There’s always a touchstone when you’re an identical twin. My mother is one and it’s sometimes hard for me to imagine the pressure of the competition of that touchstone. Which one is prettier? Thinner? Smarter? Which one married better? Has the best personality? The smartest kids? A consistent rivalry, always vying with each other.
The two of them lost their father when they were five. Their mother, my grandmother, was devoted but never was able to say “I love you” to them or to their older sister. There always seemed to be a desperate neediness on all their parts as we were growing up.
My aunt ended up in a loveless marriage and found empty consolation in material things (she had unfortunately confused the two)—clothes, shoes, formal dresses, exotic cruises, fancy cars.
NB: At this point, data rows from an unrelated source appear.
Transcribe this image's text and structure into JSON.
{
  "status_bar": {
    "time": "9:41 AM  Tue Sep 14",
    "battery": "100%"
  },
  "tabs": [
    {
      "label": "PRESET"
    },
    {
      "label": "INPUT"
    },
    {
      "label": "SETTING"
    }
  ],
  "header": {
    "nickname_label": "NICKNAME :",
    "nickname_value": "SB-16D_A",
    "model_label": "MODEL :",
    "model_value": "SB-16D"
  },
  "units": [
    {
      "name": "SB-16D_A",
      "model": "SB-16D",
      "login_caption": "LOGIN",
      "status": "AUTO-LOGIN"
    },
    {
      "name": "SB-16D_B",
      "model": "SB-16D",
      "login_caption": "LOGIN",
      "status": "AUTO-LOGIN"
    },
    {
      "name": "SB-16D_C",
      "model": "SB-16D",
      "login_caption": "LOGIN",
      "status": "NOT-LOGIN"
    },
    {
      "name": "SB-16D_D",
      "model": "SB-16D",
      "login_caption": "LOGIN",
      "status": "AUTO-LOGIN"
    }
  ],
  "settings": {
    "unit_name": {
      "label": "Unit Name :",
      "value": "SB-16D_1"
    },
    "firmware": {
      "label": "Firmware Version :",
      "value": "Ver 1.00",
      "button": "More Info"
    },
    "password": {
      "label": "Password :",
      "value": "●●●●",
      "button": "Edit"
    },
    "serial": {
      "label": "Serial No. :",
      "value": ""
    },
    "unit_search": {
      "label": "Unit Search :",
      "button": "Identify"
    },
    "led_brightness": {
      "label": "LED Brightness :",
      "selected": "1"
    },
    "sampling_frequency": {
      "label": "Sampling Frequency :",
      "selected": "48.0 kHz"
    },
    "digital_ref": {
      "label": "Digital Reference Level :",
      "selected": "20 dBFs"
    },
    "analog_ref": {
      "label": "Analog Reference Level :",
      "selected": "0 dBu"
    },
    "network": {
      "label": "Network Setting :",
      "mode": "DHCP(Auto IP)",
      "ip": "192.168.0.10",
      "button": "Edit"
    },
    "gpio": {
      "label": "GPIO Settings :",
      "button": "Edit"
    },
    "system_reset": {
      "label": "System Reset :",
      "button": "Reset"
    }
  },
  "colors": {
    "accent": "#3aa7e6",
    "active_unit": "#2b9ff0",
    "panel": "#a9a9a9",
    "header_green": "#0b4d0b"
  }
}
I’m not sure how this would have played out if she had not had the means to feed this insatiable hunger.
My mother, on the other hand, though with plenty of problems of her own, found herself with a soul mate, and though he died very young, had some reparative exposure to love, though remaining faulty and extreme in her own demonstrations of it. Ultimately, my father’s early death only exacerbated her lack of its understanding.
Both my aunt and my mother were very attractive and sexy women. Both wear make-up, but over the years, my mother now wears only lipstick while my aunt wears more and more. As my mother grows more and more comfortable with herself (and with the Parkinson’s she experiences), my aunt has become more and more a caricature of herself.
My aunt is always two or three shades darker than my mother. If it isn’t from sitting in the sun, then it is from tanning salons, or pancake make-up. She has had several facelifts though never confessed to having them in front of family. (When you have a touchstone, it’s difficult to deny such things.) Her eye make-up has become darker and thicker. The lines she traces at the top of her lids have become increasingly longer, less careful, and stretch dangerously close to her ears. I have seen a small cousin run behind his parents in fear when he looked at her face. “It is her Egyptian eyes,” we all laughed. When she was in the hospital battling cancer and heart problems, her head was shaved. Without make up, I was shocked at how beautiful she still was.
My mother remarried some thirty years ago to a man who is totally devoted to her and has managed to provide the kind of nurturing care with which she seems to thrive. My mother is weak now with Parkinson’s and has battled bravely in the face of her diminished and compromised capacities. Parkinson’s is a terrible disease for a whole host of reasons but one of the strangest side effects is that the sufferer has no wrinkles.
Having a touchstone at 83 offers bitter irony and poignant example of disparate consequence. Having a touchstone you are scrutinized much more attentively and thoroughly by family, friends, and outsiders. As if life weren’t hard enough already.